There is an elementary confusion that arises repeatedly in considering fraud in scholarly life, a confusion between rigorous honesty on the one hand and correctness of a conclusion on the other. One may lie shamelessly about what one has observed yet be entirely correct in the claim being made about nature, and, of course, one may be rigorously honest yet reach an incorrect conclusion. Science, indeed scholarship in general, is a domain in which the integrity of the process is more important than the value of any particular result. This is not a question of an a priori ethic but of the very survival of the process of investigation. If science is not to be destroyed as a way of finding out about the world, the demand for honesty must be uncompromising and the fame awarded to those who have been right about nature must not be allowed to excuse or discount as unimportant any corruption of the process of which they have been guilty.

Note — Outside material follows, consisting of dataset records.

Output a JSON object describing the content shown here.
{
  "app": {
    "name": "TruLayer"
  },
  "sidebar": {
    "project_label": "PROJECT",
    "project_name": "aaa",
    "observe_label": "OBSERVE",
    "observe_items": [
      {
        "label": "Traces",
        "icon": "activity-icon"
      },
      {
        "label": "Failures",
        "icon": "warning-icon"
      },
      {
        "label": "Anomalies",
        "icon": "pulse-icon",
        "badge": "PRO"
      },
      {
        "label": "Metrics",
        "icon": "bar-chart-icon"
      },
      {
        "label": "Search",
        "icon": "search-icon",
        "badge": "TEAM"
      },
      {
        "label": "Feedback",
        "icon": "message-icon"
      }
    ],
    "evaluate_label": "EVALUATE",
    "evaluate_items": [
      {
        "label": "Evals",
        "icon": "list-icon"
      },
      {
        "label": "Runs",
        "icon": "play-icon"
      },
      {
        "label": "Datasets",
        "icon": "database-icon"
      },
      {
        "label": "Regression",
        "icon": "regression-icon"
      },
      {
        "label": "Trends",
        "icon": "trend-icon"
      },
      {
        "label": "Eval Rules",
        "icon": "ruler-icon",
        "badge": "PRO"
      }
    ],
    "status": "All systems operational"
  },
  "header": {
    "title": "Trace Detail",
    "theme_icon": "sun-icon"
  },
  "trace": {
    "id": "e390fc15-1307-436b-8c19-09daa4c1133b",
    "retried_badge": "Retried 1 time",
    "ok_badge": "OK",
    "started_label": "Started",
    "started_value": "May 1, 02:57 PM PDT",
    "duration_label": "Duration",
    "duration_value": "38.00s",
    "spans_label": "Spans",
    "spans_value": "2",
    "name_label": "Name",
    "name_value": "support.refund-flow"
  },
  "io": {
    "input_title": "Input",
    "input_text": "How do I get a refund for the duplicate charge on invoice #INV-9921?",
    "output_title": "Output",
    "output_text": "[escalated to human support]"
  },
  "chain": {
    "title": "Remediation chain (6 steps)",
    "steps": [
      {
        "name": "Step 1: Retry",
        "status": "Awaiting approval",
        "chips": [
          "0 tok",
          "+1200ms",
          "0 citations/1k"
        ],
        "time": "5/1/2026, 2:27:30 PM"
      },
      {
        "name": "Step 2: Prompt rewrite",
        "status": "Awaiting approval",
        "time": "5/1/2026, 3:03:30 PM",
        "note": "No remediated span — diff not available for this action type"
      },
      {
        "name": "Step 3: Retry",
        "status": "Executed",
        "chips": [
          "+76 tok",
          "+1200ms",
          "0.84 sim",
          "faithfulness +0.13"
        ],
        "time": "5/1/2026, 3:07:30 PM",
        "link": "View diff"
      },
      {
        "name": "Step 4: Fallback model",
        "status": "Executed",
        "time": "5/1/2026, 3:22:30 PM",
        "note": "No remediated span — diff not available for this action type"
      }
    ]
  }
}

David Goodstein, “In Defense of Robert Andrews Millikan,” Engineering and Science, Vol. 63, No. 4 (2000), pp. 31–38. ↩